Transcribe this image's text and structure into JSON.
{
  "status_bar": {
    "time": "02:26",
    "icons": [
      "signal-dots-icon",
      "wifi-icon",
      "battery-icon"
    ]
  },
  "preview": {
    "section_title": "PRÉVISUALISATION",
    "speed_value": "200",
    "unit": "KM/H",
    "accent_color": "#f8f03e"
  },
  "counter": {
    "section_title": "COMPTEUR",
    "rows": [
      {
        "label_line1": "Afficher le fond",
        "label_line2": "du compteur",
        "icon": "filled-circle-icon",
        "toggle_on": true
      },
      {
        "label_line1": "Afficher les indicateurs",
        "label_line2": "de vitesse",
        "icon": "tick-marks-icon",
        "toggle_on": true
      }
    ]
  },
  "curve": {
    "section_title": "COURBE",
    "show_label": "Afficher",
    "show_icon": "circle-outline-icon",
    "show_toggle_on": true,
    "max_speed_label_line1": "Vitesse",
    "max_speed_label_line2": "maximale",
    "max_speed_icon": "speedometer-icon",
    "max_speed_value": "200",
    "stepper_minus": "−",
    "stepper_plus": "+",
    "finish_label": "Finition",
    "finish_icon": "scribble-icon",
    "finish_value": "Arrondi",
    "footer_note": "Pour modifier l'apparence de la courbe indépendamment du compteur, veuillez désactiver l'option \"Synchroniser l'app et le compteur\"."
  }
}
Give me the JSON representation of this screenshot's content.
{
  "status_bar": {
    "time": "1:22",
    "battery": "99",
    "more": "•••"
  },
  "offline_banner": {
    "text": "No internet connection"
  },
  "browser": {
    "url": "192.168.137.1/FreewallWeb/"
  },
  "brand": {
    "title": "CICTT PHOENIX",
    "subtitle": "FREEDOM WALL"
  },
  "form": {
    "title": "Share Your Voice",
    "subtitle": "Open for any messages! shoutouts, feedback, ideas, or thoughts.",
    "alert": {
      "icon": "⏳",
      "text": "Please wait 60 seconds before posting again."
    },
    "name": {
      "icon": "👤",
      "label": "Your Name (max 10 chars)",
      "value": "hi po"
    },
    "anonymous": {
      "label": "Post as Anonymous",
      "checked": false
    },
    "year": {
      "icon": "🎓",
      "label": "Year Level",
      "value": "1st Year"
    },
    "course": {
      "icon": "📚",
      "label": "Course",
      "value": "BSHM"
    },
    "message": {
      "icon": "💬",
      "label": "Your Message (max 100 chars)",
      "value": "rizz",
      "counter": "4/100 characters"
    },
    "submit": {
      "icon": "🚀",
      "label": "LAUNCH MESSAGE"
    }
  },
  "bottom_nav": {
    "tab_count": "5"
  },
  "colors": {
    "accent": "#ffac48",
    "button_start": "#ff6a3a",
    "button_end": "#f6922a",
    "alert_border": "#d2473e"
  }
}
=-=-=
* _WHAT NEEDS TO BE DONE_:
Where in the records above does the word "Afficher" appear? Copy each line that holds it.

* _ANSWER TO THE PROBLEM_:
        "label_line1": "Afficher le fond",
        "label_line1": "Afficher les indicateurs",
    "show_label": "Afficher",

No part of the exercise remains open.